Your answer should be one number, the count of lines in the records that carry the string "content".

---------- SOURCE INFORMATION ----------

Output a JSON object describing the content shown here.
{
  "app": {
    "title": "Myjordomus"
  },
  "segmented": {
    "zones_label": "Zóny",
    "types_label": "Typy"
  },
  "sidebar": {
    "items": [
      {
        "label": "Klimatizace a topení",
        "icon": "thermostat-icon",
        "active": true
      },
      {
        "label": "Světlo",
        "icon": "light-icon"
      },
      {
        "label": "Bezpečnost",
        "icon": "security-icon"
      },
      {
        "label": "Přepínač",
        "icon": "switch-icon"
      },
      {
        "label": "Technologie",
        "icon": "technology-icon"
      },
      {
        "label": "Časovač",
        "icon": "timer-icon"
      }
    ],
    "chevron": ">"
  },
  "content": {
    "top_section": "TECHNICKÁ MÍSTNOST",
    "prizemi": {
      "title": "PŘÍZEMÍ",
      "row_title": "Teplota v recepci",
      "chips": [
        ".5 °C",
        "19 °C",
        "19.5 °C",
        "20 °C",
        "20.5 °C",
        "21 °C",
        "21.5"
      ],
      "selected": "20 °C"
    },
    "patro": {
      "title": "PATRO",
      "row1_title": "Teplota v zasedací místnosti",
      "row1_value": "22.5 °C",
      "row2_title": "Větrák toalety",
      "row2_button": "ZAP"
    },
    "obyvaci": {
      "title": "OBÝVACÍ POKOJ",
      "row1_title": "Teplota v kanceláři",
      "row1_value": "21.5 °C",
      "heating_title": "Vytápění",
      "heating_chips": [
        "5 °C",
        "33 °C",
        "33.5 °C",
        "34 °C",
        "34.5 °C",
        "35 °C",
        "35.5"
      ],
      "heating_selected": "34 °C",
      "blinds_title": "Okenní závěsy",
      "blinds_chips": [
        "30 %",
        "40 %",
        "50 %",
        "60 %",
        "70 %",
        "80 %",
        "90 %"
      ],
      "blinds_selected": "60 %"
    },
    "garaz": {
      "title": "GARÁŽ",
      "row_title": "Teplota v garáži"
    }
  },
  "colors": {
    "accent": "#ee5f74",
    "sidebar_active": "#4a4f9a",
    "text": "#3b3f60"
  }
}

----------

WRITTEN RESPONSE =>
2